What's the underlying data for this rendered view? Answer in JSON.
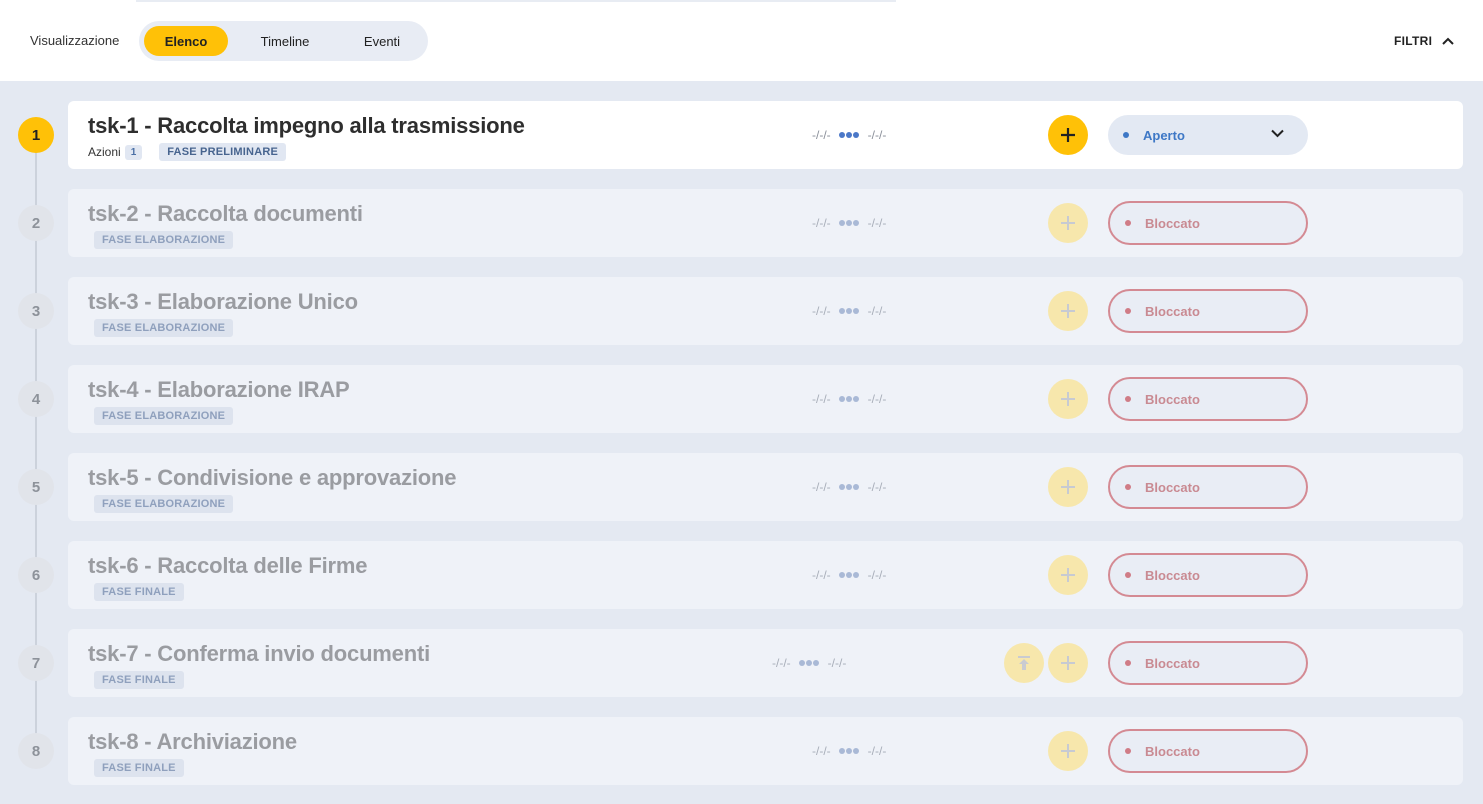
{
  "header": {
    "view_label": "Visualizzazione",
    "views": [
      {
        "label": "Elenco",
        "active": true
      },
      {
        "label": "Timeline",
        "active": false
      },
      {
        "label": "Eventi",
        "active": false
      }
    ],
    "filters_label": "FILTRI"
  },
  "colors": {
    "accent": "#ffc107",
    "open_status": "#3e78c6",
    "blocked_status": "#d07c86"
  },
  "tasks": [
    {
      "step": "1",
      "title": "tsk-1 - Raccolta impegno alla trasmissione",
      "actions_label": "Azioni",
      "actions_count": "1",
      "phase": "FASE PRELIMINARE",
      "date_start": "-/-/-",
      "date_end": "-/-/-",
      "status": "Aperto"
    },
    {
      "step": "2",
      "title": "tsk-2 - Raccolta documenti",
      "phase": "FASE ELABORAZIONE",
      "date_start": "-/-/-",
      "date_end": "-/-/-",
      "status": "Bloccato"
    },
    {
      "step": "3",
      "title": "tsk-3 - Elaborazione Unico",
      "phase": "FASE ELABORAZIONE",
      "date_start": "-/-/-",
      "date_end": "-/-/-",
      "status": "Bloccato"
    },
    {
      "step": "4",
      "title": "tsk-4 - Elaborazione IRAP",
      "phase": "FASE ELABORAZIONE",
      "date_start": "-/-/-",
      "date_end": "-/-/-",
      "status": "Bloccato"
    },
    {
      "step": "5",
      "title": "tsk-5 - Condivisione e approvazione",
      "phase": "FASE ELABORAZIONE",
      "date_start": "-/-/-",
      "date_end": "-/-/-",
      "status": "Bloccato"
    },
    {
      "step": "6",
      "title": "tsk-6 - Raccolta delle Firme",
      "phase": "FASE FINALE",
      "date_start": "-/-/-",
      "date_end": "-/-/-",
      "status": "Bloccato"
    },
    {
      "step": "7",
      "title": "tsk-7 - Conferma invio documenti",
      "phase": "FASE FINALE",
      "date_start": "-/-/-",
      "date_end": "-/-/-",
      "status": "Bloccato",
      "upload_icon": "upload-icon"
    },
    {
      "step": "8",
      "title": "tsk-8 - Archiviazione",
      "phase": "FASE FINALE",
      "date_start": "-/-/-",
      "date_end": "-/-/-",
      "status": "Bloccato"
    }
  ]
}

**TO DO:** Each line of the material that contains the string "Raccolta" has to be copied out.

**TASK RESULT:**
      "title": "tsk-1 - Raccolta impegno alla trasmissione",
      "title": "tsk-2 - Raccolta documenti",
      "title": "tsk-6 - Raccolta delle Firme",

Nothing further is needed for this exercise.